▸ **EXERCISE GOAL**: Retype the listing that follows without a single change.

[GIVEN ENTRIES — start]

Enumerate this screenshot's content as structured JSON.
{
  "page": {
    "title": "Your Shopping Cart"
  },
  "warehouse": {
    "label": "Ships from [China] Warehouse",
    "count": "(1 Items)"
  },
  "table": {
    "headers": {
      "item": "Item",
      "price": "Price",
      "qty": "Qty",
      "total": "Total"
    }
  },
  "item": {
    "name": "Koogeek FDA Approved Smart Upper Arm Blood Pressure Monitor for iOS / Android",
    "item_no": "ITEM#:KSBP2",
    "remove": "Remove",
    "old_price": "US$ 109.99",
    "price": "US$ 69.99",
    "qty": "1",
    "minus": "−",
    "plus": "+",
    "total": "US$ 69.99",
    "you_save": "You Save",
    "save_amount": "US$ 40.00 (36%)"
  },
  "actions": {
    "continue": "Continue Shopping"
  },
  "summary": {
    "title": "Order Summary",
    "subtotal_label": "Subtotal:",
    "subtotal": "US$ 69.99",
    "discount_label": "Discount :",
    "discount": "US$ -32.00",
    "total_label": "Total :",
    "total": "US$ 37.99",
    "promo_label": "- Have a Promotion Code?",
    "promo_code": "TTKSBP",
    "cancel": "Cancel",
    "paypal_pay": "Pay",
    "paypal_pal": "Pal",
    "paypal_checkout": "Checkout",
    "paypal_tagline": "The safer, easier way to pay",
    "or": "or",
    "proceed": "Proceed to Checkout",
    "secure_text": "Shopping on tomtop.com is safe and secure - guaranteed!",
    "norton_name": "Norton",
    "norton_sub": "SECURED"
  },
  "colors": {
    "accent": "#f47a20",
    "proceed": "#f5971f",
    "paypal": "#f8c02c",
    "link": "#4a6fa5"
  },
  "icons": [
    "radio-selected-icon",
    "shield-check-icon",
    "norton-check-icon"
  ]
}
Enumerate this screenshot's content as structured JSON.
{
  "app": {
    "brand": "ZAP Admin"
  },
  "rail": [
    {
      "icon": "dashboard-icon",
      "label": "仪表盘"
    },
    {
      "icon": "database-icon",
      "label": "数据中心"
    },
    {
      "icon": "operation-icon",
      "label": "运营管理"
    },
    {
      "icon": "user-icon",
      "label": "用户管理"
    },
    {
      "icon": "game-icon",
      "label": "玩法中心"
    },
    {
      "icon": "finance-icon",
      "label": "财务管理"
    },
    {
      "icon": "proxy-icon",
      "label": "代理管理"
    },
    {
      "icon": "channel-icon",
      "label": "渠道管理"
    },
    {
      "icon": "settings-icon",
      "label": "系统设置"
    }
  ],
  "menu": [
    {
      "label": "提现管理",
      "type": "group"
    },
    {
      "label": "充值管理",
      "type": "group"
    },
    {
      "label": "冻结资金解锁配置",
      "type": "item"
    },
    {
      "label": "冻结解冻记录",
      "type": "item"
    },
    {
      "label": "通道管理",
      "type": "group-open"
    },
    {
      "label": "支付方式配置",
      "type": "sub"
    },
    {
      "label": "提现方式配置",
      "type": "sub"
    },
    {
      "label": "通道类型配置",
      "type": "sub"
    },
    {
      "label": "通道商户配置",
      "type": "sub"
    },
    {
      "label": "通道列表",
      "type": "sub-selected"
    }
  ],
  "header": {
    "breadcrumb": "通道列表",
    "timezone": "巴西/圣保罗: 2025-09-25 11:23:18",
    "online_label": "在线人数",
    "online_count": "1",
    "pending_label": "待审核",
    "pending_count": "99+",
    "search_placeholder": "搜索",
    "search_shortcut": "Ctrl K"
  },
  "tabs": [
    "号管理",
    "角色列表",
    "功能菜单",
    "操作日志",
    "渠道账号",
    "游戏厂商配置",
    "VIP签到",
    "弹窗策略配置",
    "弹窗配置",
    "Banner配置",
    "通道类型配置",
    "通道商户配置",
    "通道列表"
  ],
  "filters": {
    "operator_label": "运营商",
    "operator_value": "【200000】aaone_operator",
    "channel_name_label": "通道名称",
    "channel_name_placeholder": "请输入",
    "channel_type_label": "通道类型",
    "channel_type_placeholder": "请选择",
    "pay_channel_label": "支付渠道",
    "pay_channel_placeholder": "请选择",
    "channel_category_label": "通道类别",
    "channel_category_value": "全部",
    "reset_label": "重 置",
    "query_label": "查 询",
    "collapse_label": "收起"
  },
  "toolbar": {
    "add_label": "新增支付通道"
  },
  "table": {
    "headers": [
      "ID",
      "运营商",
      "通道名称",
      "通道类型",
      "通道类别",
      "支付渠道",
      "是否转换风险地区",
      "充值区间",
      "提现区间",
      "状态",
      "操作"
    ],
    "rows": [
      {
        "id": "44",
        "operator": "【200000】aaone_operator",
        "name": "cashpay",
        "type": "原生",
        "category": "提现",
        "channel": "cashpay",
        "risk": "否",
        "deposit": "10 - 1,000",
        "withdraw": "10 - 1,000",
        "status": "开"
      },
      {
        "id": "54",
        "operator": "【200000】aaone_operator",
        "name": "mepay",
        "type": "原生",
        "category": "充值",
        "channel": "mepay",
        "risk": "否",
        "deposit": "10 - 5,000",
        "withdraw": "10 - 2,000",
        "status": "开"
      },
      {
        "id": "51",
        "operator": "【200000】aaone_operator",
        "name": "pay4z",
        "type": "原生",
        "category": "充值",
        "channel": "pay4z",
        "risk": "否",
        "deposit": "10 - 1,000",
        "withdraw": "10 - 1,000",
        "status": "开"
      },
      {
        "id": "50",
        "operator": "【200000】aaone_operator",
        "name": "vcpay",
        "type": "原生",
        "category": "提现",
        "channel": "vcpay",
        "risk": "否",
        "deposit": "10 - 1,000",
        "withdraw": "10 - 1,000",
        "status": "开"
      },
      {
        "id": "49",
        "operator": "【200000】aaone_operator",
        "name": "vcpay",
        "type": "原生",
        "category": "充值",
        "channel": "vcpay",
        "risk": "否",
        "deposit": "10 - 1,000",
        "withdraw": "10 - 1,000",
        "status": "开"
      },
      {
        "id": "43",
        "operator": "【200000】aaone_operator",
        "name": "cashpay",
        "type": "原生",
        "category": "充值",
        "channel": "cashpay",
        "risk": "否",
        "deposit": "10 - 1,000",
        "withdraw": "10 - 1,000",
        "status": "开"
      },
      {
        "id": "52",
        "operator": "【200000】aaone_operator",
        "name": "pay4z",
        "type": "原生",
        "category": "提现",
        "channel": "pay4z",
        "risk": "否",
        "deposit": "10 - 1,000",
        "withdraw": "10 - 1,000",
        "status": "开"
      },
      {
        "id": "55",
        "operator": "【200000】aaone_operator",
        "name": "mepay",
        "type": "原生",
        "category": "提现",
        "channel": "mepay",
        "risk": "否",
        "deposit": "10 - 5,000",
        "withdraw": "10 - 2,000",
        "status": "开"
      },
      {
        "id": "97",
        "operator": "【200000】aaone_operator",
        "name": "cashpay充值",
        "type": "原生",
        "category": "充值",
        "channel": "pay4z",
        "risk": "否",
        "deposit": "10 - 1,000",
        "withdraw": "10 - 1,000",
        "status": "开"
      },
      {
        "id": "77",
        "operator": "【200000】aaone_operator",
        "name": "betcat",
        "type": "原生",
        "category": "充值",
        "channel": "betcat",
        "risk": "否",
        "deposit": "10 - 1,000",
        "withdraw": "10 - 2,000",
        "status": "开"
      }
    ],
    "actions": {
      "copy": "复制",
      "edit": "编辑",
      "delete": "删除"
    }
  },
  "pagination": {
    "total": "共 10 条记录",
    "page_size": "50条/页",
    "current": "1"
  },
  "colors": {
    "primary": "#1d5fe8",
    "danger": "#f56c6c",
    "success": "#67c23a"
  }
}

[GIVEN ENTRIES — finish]

▸ **ANSWER TO THE PROBLEM**:
Enumerate this screenshot's content as structured JSON.
{
  "page": {
    "title": "Your Shopping Cart"
  },
  "warehouse": {
    "label": "Ships from [China] Warehouse",
    "count": "(1 Items)"
  },
  "table": {
    "headers": {
      "item": "Item",
      "price": "Price",
      "qty": "Qty",
      "total": "Total"
    }
  },
  "item": {
    "name": "Koogeek FDA Approved Smart Upper Arm Blood Pressure Monitor for iOS / Android",
    "item_no": "ITEM#:KSBP2",
    "remove": "Remove",
    "old_price": "US$ 109.99",
    "price": "US$ 69.99",
    "qty": "1",
    "minus": "−",
    "plus": "+",
    "total": "US$ 69.99",
    "you_save": "You Save",
    "save_amount": "US$ 40.00 (36%)"
  },
  "actions": {
    "continue": "Continue Shopping"
  },
  "summary": {
    "title": "Order Summary",
    "subtotal_label": "Subtotal:",
    "subtotal": "US$ 69.99",
    "discount_label": "Discount :",
    "discount": "US$ -32.00",
    "total_label": "Total :",
    "total": "US$ 37.99",
    "promo_label": "- Have a Promotion Code?",
    "promo_code": "TTKSBP",
    "cancel": "Cancel",
    "paypal_pay": "Pay",
    "paypal_pal": "Pal",
    "paypal_checkout": "Checkout",
    "paypal_tagline": "The safer, easier way to pay",
    "or": "or",
    "proceed": "Proceed to Checkout",
    "secure_text": "Shopping on tomtop.com is safe and secure - guaranteed!",
    "norton_name": "Norton",
    "norton_sub": "SECURED"
  },
  "colors": {
    "accent": "#f47a20",
    "proceed": "#f5971f",
    "paypal": "#f8c02c",
    "link": "#4a6fa5"
  },
  "icons": [
    "radio-selected-icon",
    "shield-check-icon",
    "norton-check-icon"
  ]
}
Enumerate this screenshot's content as structured JSON.
{
  "app": {
    "brand": "ZAP Admin"
  },
  "rail": [
    {
      "icon": "dashboard-icon",
      "label": "仪表盘"
    },
    {
      "icon": "database-icon",
      "label": "数据中心"
    },
    {
      "icon": "operation-icon",
      "label": "运营管理"
    },
    {
      "icon": "user-icon",
      "label": "用户管理"
    },
    {
      "icon": "game-icon",
      "label": "玩法中心"
    },
    {
      "icon": "finance-icon",
      "label": "财务管理"
    },
    {
      "icon": "proxy-icon",
      "label": "代理管理"
    },
    {
      "icon": "channel-icon",
      "label": "渠道管理"
    },
    {
      "icon": "settings-icon",
      "label": "系统设置"
    }
  ],
  "menu": [
    {
      "label": "提现管理",
      "type": "group"
    },
    {
      "label": "充值管理",
      "type": "group"
    },
    {
      "label": "冻结资金解锁配置",
      "type": "item"
    },
    {
      "label": "冻结解冻记录",
      "type": "item"
    },
    {
      "label": "通道管理",
      "type": "group-open"
    },
    {
      "label": "支付方式配置",
      "type": "sub"
    },
    {
      "label": "提现方式配置",
      "type": "sub"
    },
    {
      "label": "通道类型配置",
      "type": "sub"
    },
    {
      "label": "通道商户配置",
      "type": "sub"
    },
    {
      "label": "通道列表",
      "type": "sub-selected"
    }
  ],
  "header": {
    "breadcrumb": "通道列表",
    "timezone": "巴西/圣保罗: 2025-09-25 11:23:18",
    "online_label": "在线人数",
    "online_count": "1",
    "pending_label": "待审核",
    "pending_count": "99+",
    "search_placeholder": "搜索",
    "search_shortcut": "Ctrl K"
  },
  "tabs": [
    "号管理",
    "角色列表",
    "功能菜单",
    "操作日志",
    "渠道账号",
    "游戏厂商配置",
    "VIP签到",
    "弹窗策略配置",
    "弹窗配置",
    "Banner配置",
    "通道类型配置",
    "通道商户配置",
    "通道列表"
  ],
  "filters": {
    "operator_label": "运营商",
    "operator_value": "【200000】aaone_operator",
    "channel_name_label": "通道名称",
    "channel_name_placeholder": "请输入",
    "channel_type_label": "通道类型",
    "channel_type_placeholder": "请选择",
    "pay_channel_label": "支付渠道",
    "pay_channel_placeholder": "请选择",
    "channel_category_label": "通道类别",
    "channel_category_value": "全部",
    "reset_label": "重 置",
    "query_label": "查 询",
    "collapse_label": "收起"
  },
  "toolbar": {
    "add_label": "新增支付通道"
  },
  "table": {
    "headers": [
      "ID",
      "运营商",
      "通道名称",
      "通道类型",
      "通道类别",
      "支付渠道",
      "是否转换风险地区",
      "充值区间",
      "提现区间",
      "状态",
      "操作"
    ],
    "rows": [
      {
        "id": "44",
        "operator": "【200000】aaone_operator",
        "name": "cashpay",
        "type": "原生",
        "category": "提现",
        "channel": "cashpay",
        "risk": "否",
        "deposit": "10 - 1,000",
        "withdraw": "10 - 1,000",
        "status": "开"
      },
      {
        "id": "54",
        "operator": "【200000】aaone_operator",
        "name": "mepay",
        "type": "原生",
        "category": "充值",
        "channel": "mepay",
        "risk": "否",
        "deposit": "10 - 5,000",
        "withdraw": "10 - 2,000",
        "status": "开"
      },
      {
        "id": "51",
        "operator": "【200000】aaone_operator",
        "name": "pay4z",
        "type": "原生",
        "category": "充值",
        "channel": "pay4z",
        "risk": "否",
        "deposit": "10 - 1,000",
        "withdraw": "10 - 1,000",
        "status": "开"
      },
      {
        "id": "50",
        "operator": "【200000】aaone_operator",
        "name": "vcpay",
        "type": "原生",
        "category": "提现",
        "channel": "vcpay",
        "risk": "否",
        "deposit": "10 - 1,000",
        "withdraw": "10 - 1,000",
        "status": "开"
      },
      {
        "id": "49",
        "operator": "【200000】aaone_operator",
        "name": "vcpay",
        "type": "原生",
        "category": "充值",
        "channel": "vcpay",
        "risk": "否",
        "deposit": "10 - 1,000",
        "withdraw": "10 - 1,000",
        "status": "开"
      },
      {
        "id": "43",
        "operator": "【200000】aaone_operator",
        "name": "cashpay",
        "type": "原生",
        "category": "充值",
        "channel": "cashpay",
        "risk": "否",
        "deposit": "10 - 1,000",
        "withdraw": "10 - 1,000",
        "status": "开"
      },
      {
        "id": "52",
        "operator": "【200000】aaone_operator",
        "name": "pay4z",
        "type": "原生",
        "category": "提现",
        "channel": "pay4z",
        "risk": "否",
        "deposit": "10 - 1,000",
        "withdraw": "10 - 1,000",
        "status": "开"
      },
      {
        "id": "55",
        "operator": "【200000】aaone_operator",
        "name": "mepay",
        "type": "原生",
        "category": "提现",
        "channel": "mepay",
        "risk": "否",
        "deposit": "10 - 5,000",
        "withdraw": "10 - 2,000",
        "status": "开"
      },
      {
        "id": "97",
        "operator": "【200000】aaone_operator",
        "name": "cashpay充值",
        "type": "原生",
        "category": "充值",
        "channel": "pay4z",
        "risk": "否",
        "deposit": "10 - 1,000",
        "withdraw": "10 - 1,000",
        "status": "开"
      },
      {
        "id": "77",
        "operator": "【200000】aaone_operator",
        "name": "betcat",
        "type": "原生",
        "category": "充值",
        "channel": "betcat",
        "risk": "否",
        "deposit": "10 - 1,000",
        "withdraw": "10 - 2,000",
        "status": "开"
      }
    ],
    "actions": {
      "copy": "复制",
      "edit": "编辑",
      "delete": "删除"
    }
  },
  "pagination": {
    "total": "共 10 条记录",
    "page_size": "50条/页",
    "current": "1"
  },
  "colors": {
    "primary": "#1d5fe8",
    "danger": "#f56c6c",
    "success": "#67c23a"
  }
}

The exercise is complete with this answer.